Not that I have already obtained all this, or have already arrived at my goal, but I press on to take hold of that for which Christ Jesus took hold of me. Brothers and sisters, I do not consider myself yet to have taken hold of it. But one thing I do: Forgetting what is behind and straining toward what is ahead, I press on toward the goal to win the prize for which God has called me heavenward in Christ Jesus.
-Philippians 3:12-14 (NIV)
I say that because of what I’m about to say about him. Honestly, he’s no slouch. He has 19 career wins on the PGA Tour. He has 28 wins on the European Tour (good for seventh all-time). He’s won the US Open twice, the British Open twice, finished second at the Masters twice, and third at the PGA Championship twice. If those stats don’t mean much to you, then just take it from me: There are very few golfers in the world who have accomplished anything like what Ernie Els has accomplished.
Ernie Els is a very good golfer. And that’s what makes what happened to him on his first hole of the Masters this week so shocking. On the par-4 first at Augusta National, Els shot a 9. A 9. Five over par.
You’d think maybe he hit his drive wide, or went into some water, or visited a deep bunker. You’d be wrong. Els hit a good drive. His second shot wasn’t great, but he only left the ball just short of the green. With his third shot, he chipped to within 3 feet of the hole. He was putting for an easy par. And that’s when the wheels came off.
A three-foot putt — well, even I can make one of those. Most of the time, even. Els missed. And then again. And then again. He missed 5 times, in fact. A professional golfer who has played the game at a championship level for more than two decades, and he six-putted from three feet. For all of Els’ professional accomplishments, he now owns a record he doesn’t want: a 9 is the highest score ever carded on Augusta National number one at The Masters.
"I don't know how I stayed out there," he said later.
I think I know how. I mean, I haven’t played professional sports, but I’ve been acquainted with a fair number of people who “stayed out there” after devastating failures. Professional failures, lost marriages, financial setbacks, broken relationships, failures of character: sometimes there’s no way to downplay or sidestep your mistakes. They’re public, they’re undeniable, and there is no doubt who is to blame. They rest heavy on you, and everyone who knows you see them writ large. If you’ve been there, or loved someone who was there, you know what I mean.

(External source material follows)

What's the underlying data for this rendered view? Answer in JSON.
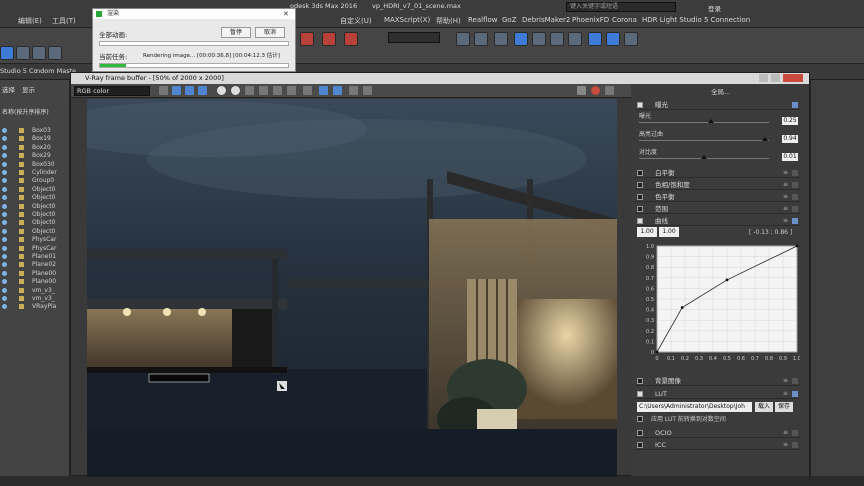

None of us, like Paul said, have arrived yet. None of us have “tak[en] hold of that for which Christ Jesus took hold of [us].” We’re heading for something, we know that, but we’re not there yet. And there are times when, all of us, we look like nothing short of spectacular failures. And you can let those gigantic failures define you, sink you, destroy you. Or you can stay out there — keep swinging, keep putting, weather the storm, finish the course.
And, to do that, you’re going to have to have a selective memory.
Paul says that he forgot what was in his past. He says he put his failures out of his mind. And, you know, Paul had some pretty significant failures in his past. He had made the lives of believers miserable, in fact, so much so that when he met Jesus and became a Christian, a lot of other believers didn’t trust him. Which goes to show that there will be people in your world who’ll be slow to let you forget your failures. And sometimes that’s understandable, and even appropriate. Sometimes our failures hurt people, and they need time to heal. But it doesn’t mean you have to define yourself by them.
Paul was capable of remembering his failures well when it suited his purpose. When he said he forgot what was behind, he didn’t mean literally, of course. What he meant is that he no longer let those failures define his identity. His sins were real, but they were about who he had been. Jesus had taken hold of him, and now he had a new identity. And so he pressed on toward the future the Lord had given him.
That’s what we need to understand when our failures threaten to get the better of us: Jesus has taken hold of us and given us a new future. So he invites us to forget what’s behind and sprint with him toward what’s ahead. It’s not about making up for our failures, balancing some cosmic scales with our good deeds until we hit some sort of equilibrium. The new future we have is in Christ, and we have it because he sacrificed himself to in some way take away the power of our failures. Though it sounds too good to be true, it’s as real as his cross and his empty tomb. And to live with the weight of our failures is foolish, and even worse it’s faithless.
A few years after he wrote about forgetting, pressing on, and straining toward the promises Jesus had given him, near the end of his life, Paul wrote, “I have fought the good fight, I have finished the race, I have kept the faith. Now there is in store for me the crown of righteousness, which the Lord, the righteous Judge, will award to me on that day.” That’s our hope, too, and it’s all the reason we need to forget the epic failures that we all look back on with shame. Put them out of your mind, trusting that Christ has taken away their power. Strain toward what’s ahead, lean into the future that God has given you in Jesus. Press on with your eyes set firmly on the goal at the end of the race.
That’s how you stay out there. That’s how a person who believes in Jesus copes when they six-putt.
Keep the faith. Ernie Els won’t win The Masters this year. But because of Jesus, our victory is sure.